MS is Must-see- top 5-6 quality of the year film
HR is Highly Recommend- top 10 quality of the year film
R is Recommend- outside the top 10 of the year quality film but still in the archives
i dont know about this guy. seems like a hack. if he ever cared about visuals in film he certanly doesn’t now, and he’s basically the go to for actors who wrote a script and want people to pay attention to their contributions. ‘who can i pick so the audience only focuses on acting and writing… hmm gus van sant.’ that being said, i do quite enjoy good will hunting
@m– he’s no hack– but it has been awhile since his best work and he’s continued making movies. He had a rough 2010’s decade.
[…] 136. Gus Van Sant […]
@Harry- you are quite right- thank you very much for the fix here
I definitely think Gerry should be in the archives, here are some notes I just made from my first viewing.
Despite having some really frustrating long segments that are not very cinematic, I feel this is an important feel as it allowed Van Sant to experiment with the tracking shots that built up the masterpiece Elephant.
Opens with a tracking shot of the cat, switches between three perspectives (behind, windshield and the road in front). Reaches a great peak with the sunbeams onto the windshield and this lighting is held for a nice amount of time.
Some gorgeous pillow shots of the desert terrain – plains and hills. A few shot in magic hour which is always a plus.
Mostly a dialogue-less experience so not much is needed from Affleck and Damon (who of course can deliver when there is a need). Their work isn’t great but I don’t see any point in recasting them – this isn’t that kind of film.

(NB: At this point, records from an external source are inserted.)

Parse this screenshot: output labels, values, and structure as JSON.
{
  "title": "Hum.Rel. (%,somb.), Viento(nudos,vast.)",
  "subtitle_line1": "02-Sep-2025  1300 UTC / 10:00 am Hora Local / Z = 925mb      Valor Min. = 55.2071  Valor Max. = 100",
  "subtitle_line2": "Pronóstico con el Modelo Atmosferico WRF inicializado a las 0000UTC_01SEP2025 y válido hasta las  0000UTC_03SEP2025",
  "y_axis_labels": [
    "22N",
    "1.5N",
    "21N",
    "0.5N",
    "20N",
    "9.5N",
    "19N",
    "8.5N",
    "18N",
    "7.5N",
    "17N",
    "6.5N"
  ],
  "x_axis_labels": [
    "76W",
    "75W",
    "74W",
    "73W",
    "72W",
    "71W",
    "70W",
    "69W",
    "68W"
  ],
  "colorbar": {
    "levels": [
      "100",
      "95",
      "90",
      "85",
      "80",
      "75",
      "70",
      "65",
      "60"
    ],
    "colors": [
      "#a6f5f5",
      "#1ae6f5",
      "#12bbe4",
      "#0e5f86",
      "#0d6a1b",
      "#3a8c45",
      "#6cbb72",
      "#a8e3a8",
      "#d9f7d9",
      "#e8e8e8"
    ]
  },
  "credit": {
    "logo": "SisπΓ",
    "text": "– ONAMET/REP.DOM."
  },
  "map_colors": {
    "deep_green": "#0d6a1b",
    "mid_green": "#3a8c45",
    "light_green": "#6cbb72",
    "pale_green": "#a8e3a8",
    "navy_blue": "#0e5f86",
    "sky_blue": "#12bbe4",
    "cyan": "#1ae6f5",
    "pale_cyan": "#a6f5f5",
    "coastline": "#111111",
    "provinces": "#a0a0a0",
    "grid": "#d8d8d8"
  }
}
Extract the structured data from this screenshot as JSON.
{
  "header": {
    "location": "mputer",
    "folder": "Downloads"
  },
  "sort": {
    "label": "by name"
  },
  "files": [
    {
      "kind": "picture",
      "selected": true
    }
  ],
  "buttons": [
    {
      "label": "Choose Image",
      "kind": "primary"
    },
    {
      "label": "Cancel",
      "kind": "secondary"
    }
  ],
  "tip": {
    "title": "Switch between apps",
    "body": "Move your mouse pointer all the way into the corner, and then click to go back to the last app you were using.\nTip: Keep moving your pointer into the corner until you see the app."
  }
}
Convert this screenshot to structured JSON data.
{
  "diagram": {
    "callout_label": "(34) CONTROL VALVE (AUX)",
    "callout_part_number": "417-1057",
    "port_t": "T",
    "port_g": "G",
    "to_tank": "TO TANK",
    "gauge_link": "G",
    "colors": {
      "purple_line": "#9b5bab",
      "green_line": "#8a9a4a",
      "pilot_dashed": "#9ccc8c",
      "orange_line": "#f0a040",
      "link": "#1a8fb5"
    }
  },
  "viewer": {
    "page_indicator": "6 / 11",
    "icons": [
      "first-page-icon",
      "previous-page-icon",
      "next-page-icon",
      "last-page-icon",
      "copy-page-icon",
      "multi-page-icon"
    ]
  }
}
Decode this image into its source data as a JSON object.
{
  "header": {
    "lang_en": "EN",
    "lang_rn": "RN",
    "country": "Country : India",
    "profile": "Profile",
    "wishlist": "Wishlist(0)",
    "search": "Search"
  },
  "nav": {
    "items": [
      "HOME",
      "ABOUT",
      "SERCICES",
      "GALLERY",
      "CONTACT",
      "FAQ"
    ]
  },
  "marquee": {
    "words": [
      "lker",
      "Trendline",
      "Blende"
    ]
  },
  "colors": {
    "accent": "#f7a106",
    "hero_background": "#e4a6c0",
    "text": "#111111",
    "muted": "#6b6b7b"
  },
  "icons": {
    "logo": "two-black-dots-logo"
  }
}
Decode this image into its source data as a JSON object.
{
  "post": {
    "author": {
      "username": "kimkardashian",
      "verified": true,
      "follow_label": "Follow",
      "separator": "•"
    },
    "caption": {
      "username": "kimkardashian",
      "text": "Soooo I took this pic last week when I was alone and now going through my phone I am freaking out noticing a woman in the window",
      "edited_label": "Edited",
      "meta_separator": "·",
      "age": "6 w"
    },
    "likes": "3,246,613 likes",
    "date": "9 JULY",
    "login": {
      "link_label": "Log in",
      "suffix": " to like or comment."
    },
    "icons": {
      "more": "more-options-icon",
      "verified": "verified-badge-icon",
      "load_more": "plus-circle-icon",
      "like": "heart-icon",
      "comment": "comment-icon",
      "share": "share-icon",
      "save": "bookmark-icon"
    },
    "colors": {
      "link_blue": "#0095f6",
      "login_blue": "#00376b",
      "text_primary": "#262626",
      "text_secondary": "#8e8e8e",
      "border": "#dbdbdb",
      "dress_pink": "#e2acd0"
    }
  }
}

Some of the shots feel like a mix of Herzog and Antonioni with the hills absolutely dwarfing the characters and separating them at points. There’s great staging for a medium long shot with Affleck marooned on top of a large boulder and Damon at the base.
A tonne of Lawrence of Arabia like long shots with figures distantly moving through the desert.
The highlight is a stunning five minute shot of Damon and Affleck walking in the desert at dawn. Begins in near darkness and light slowly builds to have both figures as silhouettes, there are staged far apart and slowly Affleck lags further behind let eclipses Damon from behind, really stunning and earns the shot length.
There are just some hard to sit through parts that make me want to throw this one out, but some of the highlights just make it worth it.
Recommended, slightly shorter runtime and a stronger cinematographer would easily push this up two grades.